Items from an interface collection:
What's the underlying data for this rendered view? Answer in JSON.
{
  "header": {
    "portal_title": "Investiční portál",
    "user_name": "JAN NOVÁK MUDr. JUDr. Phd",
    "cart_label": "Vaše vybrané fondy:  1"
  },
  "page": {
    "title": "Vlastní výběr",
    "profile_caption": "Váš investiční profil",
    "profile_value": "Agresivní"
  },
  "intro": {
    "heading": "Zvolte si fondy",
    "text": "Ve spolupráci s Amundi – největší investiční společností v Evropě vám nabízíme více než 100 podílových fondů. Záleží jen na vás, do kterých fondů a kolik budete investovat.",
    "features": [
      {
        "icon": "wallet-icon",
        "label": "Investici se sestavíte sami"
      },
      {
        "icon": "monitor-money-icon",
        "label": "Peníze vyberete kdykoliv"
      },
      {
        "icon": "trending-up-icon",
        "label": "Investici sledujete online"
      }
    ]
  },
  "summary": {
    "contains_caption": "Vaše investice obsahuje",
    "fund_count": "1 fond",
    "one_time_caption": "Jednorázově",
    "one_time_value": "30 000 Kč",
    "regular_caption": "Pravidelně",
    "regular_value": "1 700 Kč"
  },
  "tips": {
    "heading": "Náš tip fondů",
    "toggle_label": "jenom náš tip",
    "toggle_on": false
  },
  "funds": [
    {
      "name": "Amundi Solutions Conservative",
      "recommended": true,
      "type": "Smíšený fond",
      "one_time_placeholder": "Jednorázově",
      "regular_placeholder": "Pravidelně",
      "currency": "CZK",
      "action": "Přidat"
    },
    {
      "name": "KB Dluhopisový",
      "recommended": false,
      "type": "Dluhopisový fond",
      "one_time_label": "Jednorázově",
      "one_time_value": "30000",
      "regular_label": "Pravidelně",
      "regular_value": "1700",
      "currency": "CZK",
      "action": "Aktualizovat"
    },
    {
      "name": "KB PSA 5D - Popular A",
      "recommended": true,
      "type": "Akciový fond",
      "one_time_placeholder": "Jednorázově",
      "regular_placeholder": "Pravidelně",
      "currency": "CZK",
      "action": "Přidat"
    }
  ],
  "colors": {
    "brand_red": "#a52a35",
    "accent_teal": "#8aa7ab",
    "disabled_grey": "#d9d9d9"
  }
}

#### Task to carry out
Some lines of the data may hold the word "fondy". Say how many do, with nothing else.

#### Response to this exercise
2